▶ Exercise goal
Below are records; reply with nothing but the number of lines in them that contain "프로그램".

(Data extracts)

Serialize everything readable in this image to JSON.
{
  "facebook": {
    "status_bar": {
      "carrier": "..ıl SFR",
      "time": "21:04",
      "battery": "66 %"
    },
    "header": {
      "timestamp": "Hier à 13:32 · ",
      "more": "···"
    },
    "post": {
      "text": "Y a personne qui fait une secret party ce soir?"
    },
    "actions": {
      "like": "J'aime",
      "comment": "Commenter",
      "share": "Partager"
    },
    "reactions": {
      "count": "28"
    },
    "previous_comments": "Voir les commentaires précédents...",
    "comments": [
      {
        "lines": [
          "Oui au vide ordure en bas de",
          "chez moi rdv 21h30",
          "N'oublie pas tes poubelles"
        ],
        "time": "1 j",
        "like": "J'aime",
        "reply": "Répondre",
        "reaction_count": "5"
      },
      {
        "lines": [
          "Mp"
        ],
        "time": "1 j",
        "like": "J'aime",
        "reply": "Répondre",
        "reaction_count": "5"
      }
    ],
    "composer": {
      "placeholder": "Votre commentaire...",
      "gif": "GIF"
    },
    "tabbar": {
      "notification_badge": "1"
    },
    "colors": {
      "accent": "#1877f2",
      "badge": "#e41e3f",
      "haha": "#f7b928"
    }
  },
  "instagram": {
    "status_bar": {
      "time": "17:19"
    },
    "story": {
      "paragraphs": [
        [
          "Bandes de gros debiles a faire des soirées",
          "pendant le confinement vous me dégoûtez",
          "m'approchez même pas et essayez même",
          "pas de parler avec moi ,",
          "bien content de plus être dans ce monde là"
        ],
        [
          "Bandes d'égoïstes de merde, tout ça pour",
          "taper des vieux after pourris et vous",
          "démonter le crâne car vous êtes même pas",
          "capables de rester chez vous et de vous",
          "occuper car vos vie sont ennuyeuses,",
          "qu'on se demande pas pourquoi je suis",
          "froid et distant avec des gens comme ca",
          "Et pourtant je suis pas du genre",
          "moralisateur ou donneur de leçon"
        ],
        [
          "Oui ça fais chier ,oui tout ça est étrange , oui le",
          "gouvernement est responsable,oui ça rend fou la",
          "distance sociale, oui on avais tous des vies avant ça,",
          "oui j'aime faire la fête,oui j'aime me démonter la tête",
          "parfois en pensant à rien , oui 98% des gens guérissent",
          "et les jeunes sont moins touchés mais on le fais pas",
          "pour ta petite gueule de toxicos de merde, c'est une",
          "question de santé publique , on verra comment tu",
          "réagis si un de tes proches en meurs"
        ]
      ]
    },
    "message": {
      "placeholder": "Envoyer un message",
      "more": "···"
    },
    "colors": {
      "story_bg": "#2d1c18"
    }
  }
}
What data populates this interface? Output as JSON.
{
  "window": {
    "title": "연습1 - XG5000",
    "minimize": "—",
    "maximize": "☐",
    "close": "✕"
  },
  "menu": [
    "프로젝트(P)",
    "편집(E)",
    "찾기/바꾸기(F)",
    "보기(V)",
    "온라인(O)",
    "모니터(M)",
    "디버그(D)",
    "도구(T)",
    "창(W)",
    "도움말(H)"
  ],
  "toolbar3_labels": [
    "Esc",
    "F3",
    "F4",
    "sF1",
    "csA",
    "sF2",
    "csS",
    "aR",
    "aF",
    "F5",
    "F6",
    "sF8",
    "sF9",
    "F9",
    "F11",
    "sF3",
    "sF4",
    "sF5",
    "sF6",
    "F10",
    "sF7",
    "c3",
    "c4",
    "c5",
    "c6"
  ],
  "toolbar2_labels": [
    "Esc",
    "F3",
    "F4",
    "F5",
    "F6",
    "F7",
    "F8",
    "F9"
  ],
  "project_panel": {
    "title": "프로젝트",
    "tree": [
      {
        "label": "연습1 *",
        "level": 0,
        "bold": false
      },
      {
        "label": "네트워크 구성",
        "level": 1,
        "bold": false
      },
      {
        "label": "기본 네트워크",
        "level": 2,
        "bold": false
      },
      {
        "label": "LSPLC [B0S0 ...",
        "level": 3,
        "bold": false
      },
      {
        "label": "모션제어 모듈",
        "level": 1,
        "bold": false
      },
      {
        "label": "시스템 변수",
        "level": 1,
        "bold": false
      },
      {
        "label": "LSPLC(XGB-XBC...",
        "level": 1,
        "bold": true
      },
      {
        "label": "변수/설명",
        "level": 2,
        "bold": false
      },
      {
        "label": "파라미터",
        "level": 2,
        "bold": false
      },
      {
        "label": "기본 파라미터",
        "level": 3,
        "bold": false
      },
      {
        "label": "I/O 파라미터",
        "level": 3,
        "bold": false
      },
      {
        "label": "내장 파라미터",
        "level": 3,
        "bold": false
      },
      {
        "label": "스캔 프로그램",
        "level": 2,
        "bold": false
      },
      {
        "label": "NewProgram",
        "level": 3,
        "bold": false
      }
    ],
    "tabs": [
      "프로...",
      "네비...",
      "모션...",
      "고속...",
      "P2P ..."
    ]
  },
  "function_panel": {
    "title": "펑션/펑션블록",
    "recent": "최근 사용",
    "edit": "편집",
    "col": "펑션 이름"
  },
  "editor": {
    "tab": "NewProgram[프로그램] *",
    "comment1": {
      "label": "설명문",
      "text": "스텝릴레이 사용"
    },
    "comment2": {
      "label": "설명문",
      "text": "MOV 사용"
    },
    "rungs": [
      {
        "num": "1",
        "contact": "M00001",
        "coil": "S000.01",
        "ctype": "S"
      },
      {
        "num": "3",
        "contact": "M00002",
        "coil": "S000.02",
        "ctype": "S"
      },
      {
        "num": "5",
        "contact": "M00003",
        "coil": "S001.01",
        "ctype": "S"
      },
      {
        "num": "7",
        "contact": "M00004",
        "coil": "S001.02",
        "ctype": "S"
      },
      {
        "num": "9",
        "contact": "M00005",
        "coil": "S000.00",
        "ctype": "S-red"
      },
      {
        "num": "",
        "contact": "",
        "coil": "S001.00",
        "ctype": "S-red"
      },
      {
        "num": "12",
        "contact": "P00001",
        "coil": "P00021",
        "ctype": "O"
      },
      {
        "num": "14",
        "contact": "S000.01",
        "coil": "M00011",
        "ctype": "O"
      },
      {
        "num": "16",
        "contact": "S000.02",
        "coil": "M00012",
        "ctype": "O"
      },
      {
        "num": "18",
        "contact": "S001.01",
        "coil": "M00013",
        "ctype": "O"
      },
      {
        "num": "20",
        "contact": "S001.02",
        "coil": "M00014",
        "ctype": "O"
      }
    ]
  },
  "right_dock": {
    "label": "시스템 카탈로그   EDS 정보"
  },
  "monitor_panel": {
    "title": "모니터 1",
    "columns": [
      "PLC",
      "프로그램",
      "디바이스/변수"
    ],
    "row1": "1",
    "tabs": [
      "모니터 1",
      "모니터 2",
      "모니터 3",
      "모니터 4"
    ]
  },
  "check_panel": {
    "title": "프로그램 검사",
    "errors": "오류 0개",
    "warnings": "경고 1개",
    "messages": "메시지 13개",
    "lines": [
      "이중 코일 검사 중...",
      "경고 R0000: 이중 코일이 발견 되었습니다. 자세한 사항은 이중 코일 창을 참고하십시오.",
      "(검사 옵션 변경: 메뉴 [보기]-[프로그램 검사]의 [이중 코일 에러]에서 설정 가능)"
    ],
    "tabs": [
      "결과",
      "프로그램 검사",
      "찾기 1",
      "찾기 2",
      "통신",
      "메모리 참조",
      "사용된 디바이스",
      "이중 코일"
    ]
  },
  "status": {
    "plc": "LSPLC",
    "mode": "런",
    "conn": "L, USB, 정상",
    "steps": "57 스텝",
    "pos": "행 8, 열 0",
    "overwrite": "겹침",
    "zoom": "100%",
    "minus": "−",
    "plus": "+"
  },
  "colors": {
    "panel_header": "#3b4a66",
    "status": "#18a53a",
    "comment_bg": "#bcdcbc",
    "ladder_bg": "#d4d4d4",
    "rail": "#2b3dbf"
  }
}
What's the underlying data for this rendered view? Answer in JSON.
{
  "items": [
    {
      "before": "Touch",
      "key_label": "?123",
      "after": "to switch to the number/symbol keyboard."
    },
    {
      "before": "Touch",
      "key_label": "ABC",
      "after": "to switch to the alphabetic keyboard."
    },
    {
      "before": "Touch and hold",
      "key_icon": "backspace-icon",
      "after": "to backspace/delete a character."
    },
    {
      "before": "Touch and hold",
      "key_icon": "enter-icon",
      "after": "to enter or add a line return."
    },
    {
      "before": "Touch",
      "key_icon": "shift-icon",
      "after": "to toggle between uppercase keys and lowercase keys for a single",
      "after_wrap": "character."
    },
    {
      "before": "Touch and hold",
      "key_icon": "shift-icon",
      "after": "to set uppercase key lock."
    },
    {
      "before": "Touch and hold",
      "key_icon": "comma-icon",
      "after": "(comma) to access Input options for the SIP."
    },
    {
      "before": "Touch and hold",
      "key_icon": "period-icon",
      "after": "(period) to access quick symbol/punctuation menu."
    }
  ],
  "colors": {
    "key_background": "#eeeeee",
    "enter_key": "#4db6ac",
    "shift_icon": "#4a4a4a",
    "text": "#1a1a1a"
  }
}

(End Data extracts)

▶ Written answer
6